Many evangelical (and other) New Testaments scholars and theologians criticize this “two stage” Christian initiation. One main argument they use is that Scripture teaches “one Lord, one faith, one baptism.” But believers in subsequence do not deny that. They regard the “one baptism” as referring to water baptism. The basis for calling subsequent Spirit infilling “Spirit baptism” lies in Jesus’ promise that John baptized people with water but he, Jesus, would baptize them the Holy Spirit and fire (power).
I think a lot of the controversy has been caught in wrangles about terminology. To the best of my knowledge, most scholarly believers in subsequence of the fullness of the Spirit to conversion do not particularly care what it’s called. “Infilling of the Spirit,” “enduement with power,” are valid alternatives to “Baptism of the Holy Spirit.”
Appealing to experience, but connecting it with the pattern of Acts, I believe in subsequence of receiving the Holy Spirit in a new and special way–call it what you will. I observe that many, many evangelical Christians struggle to live Christian lives without joy, liberty, or power. Their attitude betrays that being a follower of Jesus Christ is a duty rather than a pleasure. Then I have often observed (and experienced) a quantum leap beyond that into passionate, joyful, inwardly committed, powerful Christian life following a special, personal outpouring of the Spirit–usually upon laying on of hands by Christians who live in that higher or deeper life of the Spirit.
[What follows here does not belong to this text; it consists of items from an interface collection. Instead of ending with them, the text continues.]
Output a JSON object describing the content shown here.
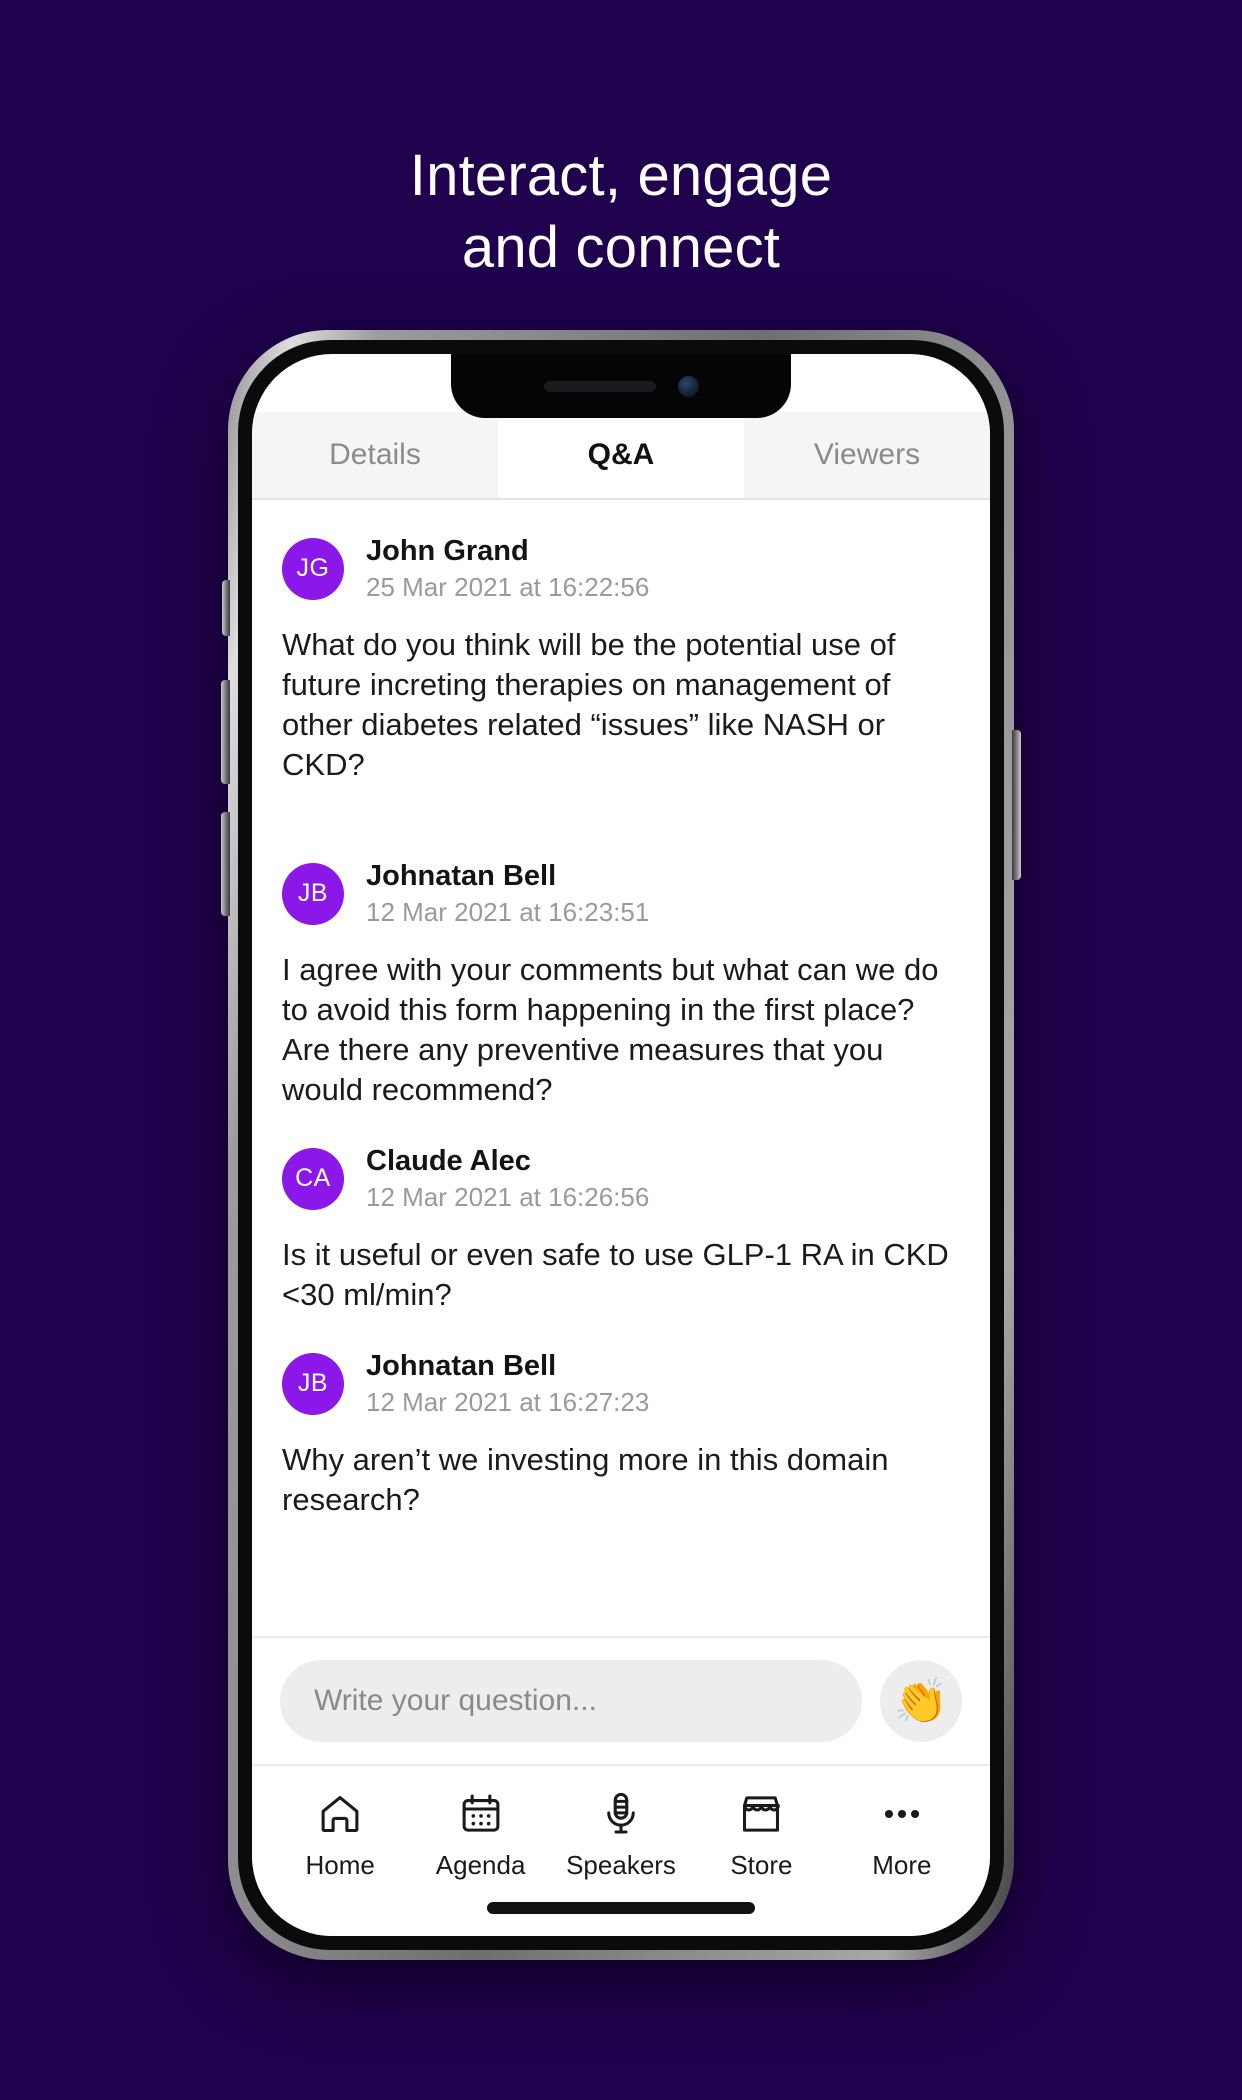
{
  "headline": {
    "line1": "Interact, engage",
    "line2": "and connect"
  },
  "colors": {
    "background": "#20014D",
    "avatar": "#8B17E8",
    "tab_active_bg": "#FFFFFF",
    "tab_inactive_bg": "#F5F5F5",
    "tab_inactive_text": "#8B8B8B",
    "composer_bg": "#EDEDED"
  },
  "tabs": [
    {
      "label": "Details",
      "active": false
    },
    {
      "label": "Q&A",
      "active": true
    },
    {
      "label": "Viewers",
      "active": false
    }
  ],
  "qa": {
    "items": [
      {
        "initials": "JG",
        "author": "John Grand",
        "timestamp": "25 Mar 2021 at 16:22:56",
        "text": "What do you think will be the potential use of future increting therapies on management of other diabetes related “issues” like NASH or CKD?"
      },
      {
        "initials": "JB",
        "author": "Johnatan Bell",
        "timestamp": "12 Mar 2021 at 16:23:51",
        "text": "I agree with your comments but what can we do to avoid this form happening in the first place? Are there any preventive measures that you would recommend?"
      },
      {
        "initials": "CA",
        "author": "Claude Alec",
        "timestamp": "12 Mar 2021 at 16:26:56",
        "text": "Is it useful or even safe to use GLP-1 RA in CKD <30 ml/min?"
      },
      {
        "initials": "JB",
        "author": "Johnatan Bell",
        "timestamp": "12 Mar 2021 at 16:27:23",
        "text": "Why aren’t we investing more in this domain research?"
      }
    ]
  },
  "composer": {
    "placeholder": "Write your question...",
    "clap_icon": "clapping-hands-emoji",
    "clap_glyph": "👏"
  },
  "bottom_nav": [
    {
      "label": "Home",
      "icon": "home-icon"
    },
    {
      "label": "Agenda",
      "icon": "calendar-icon"
    },
    {
      "label": "Speakers",
      "icon": "microphone-icon"
    },
    {
      "label": "Store",
      "icon": "storefront-icon"
    },
    {
      "label": "More",
      "icon": "ellipsis-icon"
    }
  ]
}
I also came to believe that there is no “once-for-all” infilling of the Spirit. Being filled with the Spirit is not a one-time experience but a “punctuated process” (to borrow from and paraphrase my late friend and mentor Clark Pinnock). There is always more. And it is possible to lose the Spirit’s infilling and be filled again.
John Piper clearly believes in what I am describing here. See his 1990 sermon “You Will Be Baptized with the Holy Spirit”–easily found on the internet using a search engine.
I tell my students, much to their amazement, that subsequent infilling of the Holy Spirit, “Spirit baptism,” is not just a Pentecostal doctrine. Many, many Baptists and other evangelicals believe in it,too. The difference is whether speaking in tongues is its essential, necessary “initial, physical evidence.”
Unfortunately, most Baptists and and other non-Pentecostal Baptists have dropped Spirit-baptism because they associate it with Pentecostalism. But subsequence of the infilling of the Holy Spirit pre-dates Pentecostalism and has always existed, at least doctrinally, among non-Pentecostal groups such as Nazarenes. And it has been believed, taught and experienced even among Baptists–especially those “touched” by the Keswick Movement.
I feel exceedingly sorry for Christians who find the Christian life to be a struggle, drudgery, boring, mainly just a way of avoiding hell and eventually landing in heaven. What they need is an infilling of the Holy Spirit (not just “spiritual formation” although there’s nothing wrong with that).
A problem is that experiences of the infilling of the Spirit are often accompanied by physical emotional reactions–laughing, falling, shaking, shouting, jumping, etc. What we need is two things: 1) to realize that these are MERELY physical manifestations and do not have ANYTHING at all to do with Spirit infilling itself. They are no different from what happens to many sports fans when their team wins the championship, and 2) emphasize that the true signs of the Spirit’s infilling are the fruit of the Spirit and one or more gifts of the Spirit.